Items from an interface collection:
☆ ☆ ☆
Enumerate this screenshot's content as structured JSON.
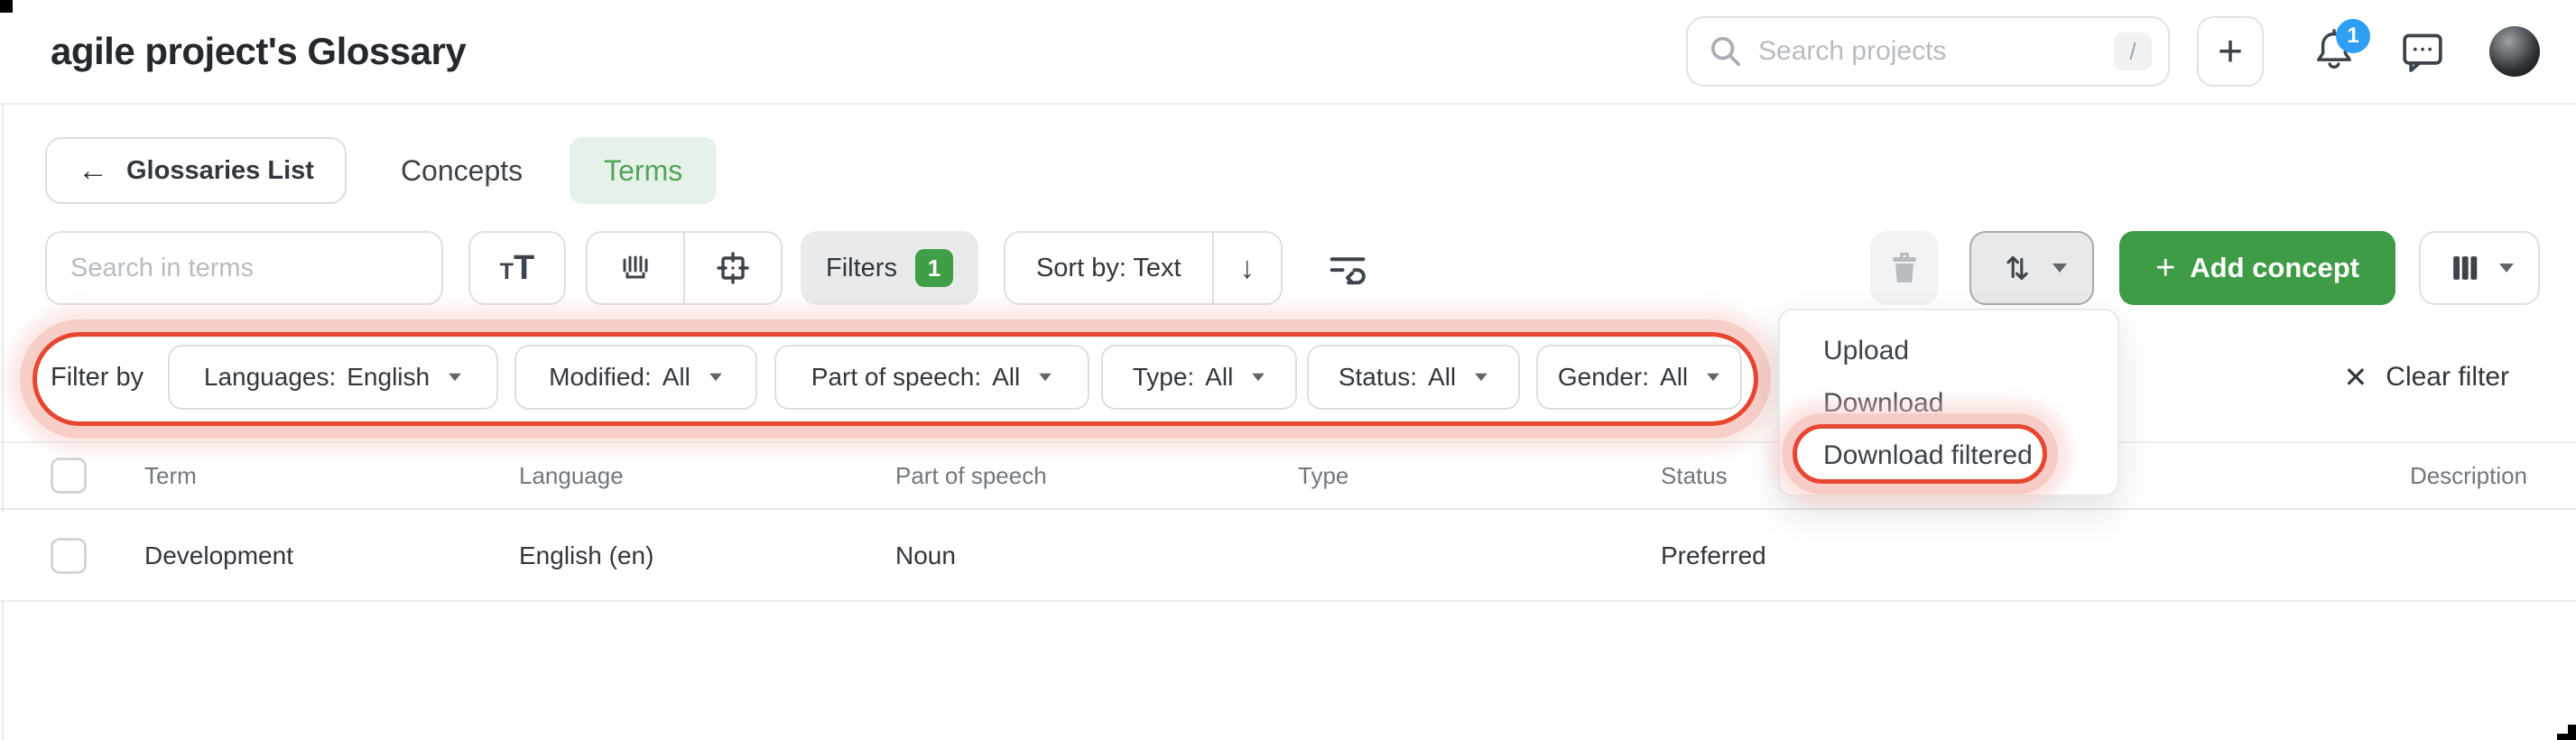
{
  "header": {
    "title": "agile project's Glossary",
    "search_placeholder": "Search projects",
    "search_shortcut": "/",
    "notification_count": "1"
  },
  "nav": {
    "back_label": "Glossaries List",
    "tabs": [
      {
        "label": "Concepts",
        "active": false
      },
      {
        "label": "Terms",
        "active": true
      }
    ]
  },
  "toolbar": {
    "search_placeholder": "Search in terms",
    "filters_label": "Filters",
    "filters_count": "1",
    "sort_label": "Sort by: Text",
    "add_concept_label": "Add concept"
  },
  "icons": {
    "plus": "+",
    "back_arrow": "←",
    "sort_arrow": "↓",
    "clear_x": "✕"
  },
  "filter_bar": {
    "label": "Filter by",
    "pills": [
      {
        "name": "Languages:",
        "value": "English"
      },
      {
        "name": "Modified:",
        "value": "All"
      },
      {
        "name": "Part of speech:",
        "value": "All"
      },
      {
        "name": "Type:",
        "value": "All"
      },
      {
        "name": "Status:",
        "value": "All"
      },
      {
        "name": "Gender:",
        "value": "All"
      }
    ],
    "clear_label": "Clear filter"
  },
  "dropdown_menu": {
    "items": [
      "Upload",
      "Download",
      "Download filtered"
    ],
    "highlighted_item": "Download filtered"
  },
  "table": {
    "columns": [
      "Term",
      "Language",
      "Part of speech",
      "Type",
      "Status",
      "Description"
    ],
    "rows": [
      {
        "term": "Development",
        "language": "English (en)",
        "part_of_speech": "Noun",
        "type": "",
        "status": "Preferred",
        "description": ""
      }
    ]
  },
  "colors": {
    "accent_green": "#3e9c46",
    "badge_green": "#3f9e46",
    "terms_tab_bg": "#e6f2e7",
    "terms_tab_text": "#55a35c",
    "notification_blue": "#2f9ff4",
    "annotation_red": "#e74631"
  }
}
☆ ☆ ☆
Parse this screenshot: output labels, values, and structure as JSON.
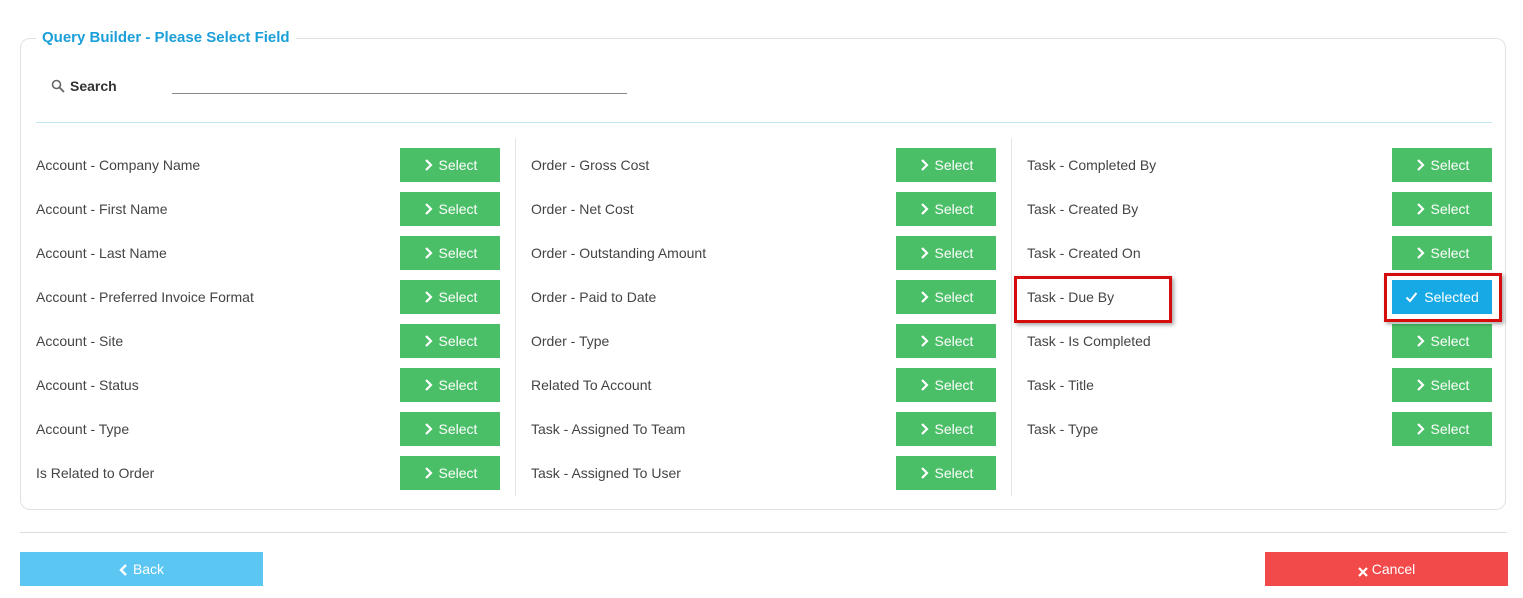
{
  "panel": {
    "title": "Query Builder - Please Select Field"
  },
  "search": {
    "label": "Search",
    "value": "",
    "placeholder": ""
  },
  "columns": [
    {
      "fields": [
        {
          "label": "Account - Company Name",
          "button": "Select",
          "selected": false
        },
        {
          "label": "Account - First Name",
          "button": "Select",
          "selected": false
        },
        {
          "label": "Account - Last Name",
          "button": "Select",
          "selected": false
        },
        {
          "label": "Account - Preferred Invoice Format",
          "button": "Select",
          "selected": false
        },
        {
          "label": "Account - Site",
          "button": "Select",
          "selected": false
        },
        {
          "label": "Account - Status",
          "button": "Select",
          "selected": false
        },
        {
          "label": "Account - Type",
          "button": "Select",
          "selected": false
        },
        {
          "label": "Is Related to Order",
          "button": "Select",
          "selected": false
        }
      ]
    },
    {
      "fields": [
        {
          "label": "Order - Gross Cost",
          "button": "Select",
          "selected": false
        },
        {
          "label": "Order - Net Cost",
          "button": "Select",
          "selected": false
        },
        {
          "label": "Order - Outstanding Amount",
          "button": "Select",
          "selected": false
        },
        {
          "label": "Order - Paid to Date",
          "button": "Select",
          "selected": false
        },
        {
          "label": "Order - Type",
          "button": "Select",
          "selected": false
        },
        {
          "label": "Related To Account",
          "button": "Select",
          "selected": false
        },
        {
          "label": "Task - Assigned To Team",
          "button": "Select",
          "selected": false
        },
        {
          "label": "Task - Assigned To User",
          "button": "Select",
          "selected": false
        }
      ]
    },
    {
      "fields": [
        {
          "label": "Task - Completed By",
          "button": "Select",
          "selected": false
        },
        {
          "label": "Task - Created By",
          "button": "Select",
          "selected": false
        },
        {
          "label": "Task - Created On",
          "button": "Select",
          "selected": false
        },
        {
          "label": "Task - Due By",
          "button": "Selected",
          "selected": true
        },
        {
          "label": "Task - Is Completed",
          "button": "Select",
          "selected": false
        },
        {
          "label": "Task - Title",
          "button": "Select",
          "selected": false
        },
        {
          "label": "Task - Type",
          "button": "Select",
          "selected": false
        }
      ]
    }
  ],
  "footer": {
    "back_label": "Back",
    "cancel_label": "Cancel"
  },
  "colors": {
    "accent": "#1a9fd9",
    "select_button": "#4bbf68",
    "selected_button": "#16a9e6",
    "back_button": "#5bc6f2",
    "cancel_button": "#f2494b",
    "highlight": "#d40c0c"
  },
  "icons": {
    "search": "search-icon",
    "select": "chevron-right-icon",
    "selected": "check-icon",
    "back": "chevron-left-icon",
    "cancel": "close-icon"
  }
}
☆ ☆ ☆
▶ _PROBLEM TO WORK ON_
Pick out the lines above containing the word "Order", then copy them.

▶ _REPLY_
          "label": "Is Related to Order",
          "label": "Order - Gross Cost",
          "label": "Order - Net Cost",
          "label": "Order - Outstanding Amount",
          "label": "Order - Paid to Date",
          "label": "Order - Type",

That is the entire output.